Bishop John England brought moral issue of dueling to public forum

One of the early debates in our country involving religion and public life occurred in Charleston, S.C., in 1828, and one of the foremost protagonists in the debate was none other than the first Bishop of Charleston, Bishop John England.  The debate was on the issue of the morality and legality of dueling.

Two hundred years ago, on July 11, 1804, Aaron Burr killed Alexander Hamilton in a duel. Both were prominent men in early American political life.  Burr was never tried or convicted for his action, as dueling was not an uncommon way for a gentleman to redress an offense made against his honor by another gentleman.

This “civil” custom was still in vogue in Charleston in 1828 when Bishop England gave a remarkable address to the Anti-Duelling Society of Charleston, in the Cathedral. It was an address that has been described as “one of the most masterly and overpowering productions ever penned in any language.”

Bishop England was of the opinion that “the good sense and sober judgment of the vast majority of upright and educated men are altogether opposed to the practice of duelling, as not only useless for society, but as criminal and mischievous in its results.”

In a long and eloquent treatise he gave his reasons why this practice should end, with the support of the underpinnings of law.

In his treatment of the history of dueling, he noted that the derivation of the word duel comes from the Latin word “duellum,” meaning, as it were, “bellum inter duo” or “duorum bellum” — “war between two persons.” To constitute a duel there must be “notice given of an intended attempt to do an injury, together with a warning to be prepared for defense.”

In this, dueling differs from assassination or assault, where no previous notice has been given, just as “regular war differs from an unforeseen predatory or piratical incursion.”  “A duel is then a private warfare between two individuals, and is generally terminated by a battle with deadly weapons, of a determined description, at a defined time and place.”

The duel was private warfare, as opposed to public warfare. “… The combat between David and Goliath was not a duel, but was a portion of regular, public warfare, carried on by the public authority of two nations” and “a more humane mode of terminating a contest.”

Bishop England argues “reason almost instinctively tells us that this injury of others for the gratification of our own pride, or vanity, or curiosity, is bad.” However, “we labour to create sophisms for its justification, and strive to convince ourselves that our natural convictions are mistakes.  So it is that the children of Adam are led by the impetuosity of passion against the admonitions of the understanding; and then to silence the voice of conscience, they compel or they suborn the intellect, to appear as the advocate of that which in its free and unsophisticated moments it condemned.”

 “Man, not being master … of his own life, could not bestow what was not under his domain, he could not give to society nor to its government, nor to an individual, a title which did not exist in himself …”

 “Man … has not power over his own life:  society does not derive from individuals its power of taking away life.”
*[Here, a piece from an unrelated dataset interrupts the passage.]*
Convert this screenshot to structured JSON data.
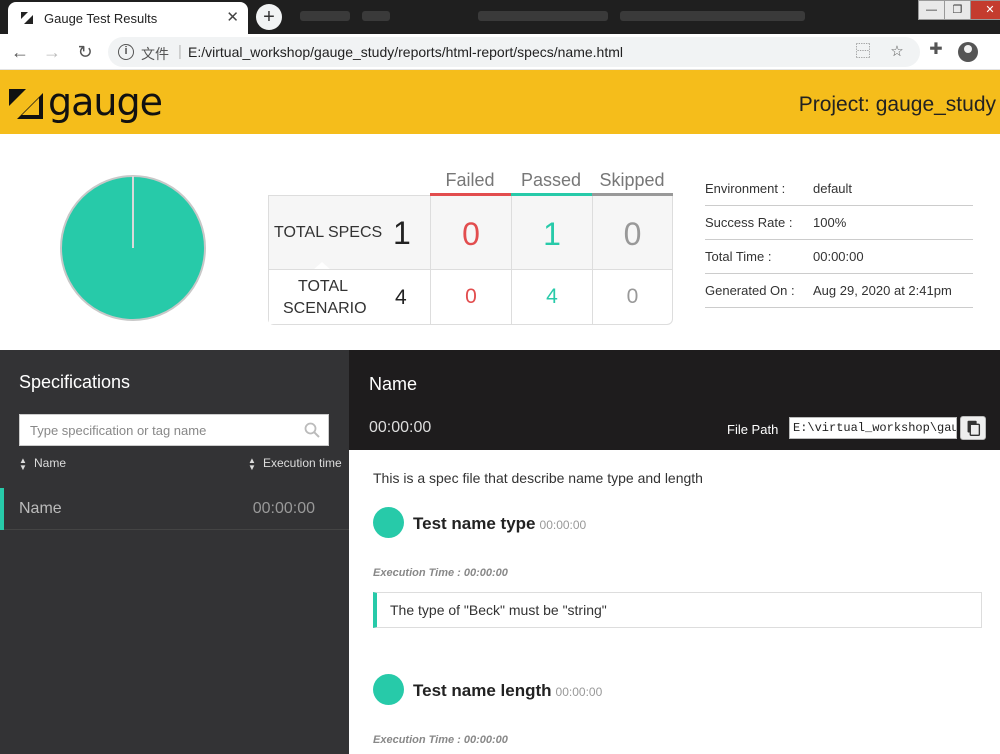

Bishop England argued for the law of the land to give some direction in this matter. “Shall we proclaim to the world, that we in South Carolina are brought back to that state of dereliction as that our public tribunals, the institutions of our country, the government itself cannot protect us from insult, and that we are thus reduced to the necessity of trusting to ourselves?”

“I need not inform a Charleston auditory that natural good qualities, improved by education and by opportunity, and not the terrors of ammunition, fashion the conduct of a gentleman; and that respectable society is fully able, without violation of the laws of God or of the state, or outraging the principles of reason, to banish from its circle, and frown down to his proper place, the individual who would violate its decorum.”

The bishop told the Anti-Duelling  Association that one of the principal objects of their society was to “volunteer our services in aid of the law of God and our country; to restrain not by an arbitrary assumption of authority, but by arm of the law, the unfortunate victim of a delusive passion, whilst he labours under its influence.”

He was invoking recourse to public authority as a means of reining in the practice of dueling.

Bishop England was not squeamish in talking about morality in the context of public life.

In “Faithful Citizenship:  A Catholic Call to Political Responsibility,” U.S. Catholic bishops pointed out in their 2004 statement that “as bishops we have a responsibility as Americans and as religious leaders to speak out on the moral dimensions of public life.”

They are doing no more than indicating what people like Bishop John England knew and put into practice when he spoke on the subject of dueling, in his Cathedral in Charleston, S.C., in 1828.

U.S. religious leaders since Bishop England have brought moral issues to the public forum whenever those issues warranted discussion, action, and legislation, from dueling to women’s suffrage to civil rights to the rights of the unborn. Failure to raise issues of major moral consequence is failure to exercise a basic right and privilege, withheld only by totalitarian regimes.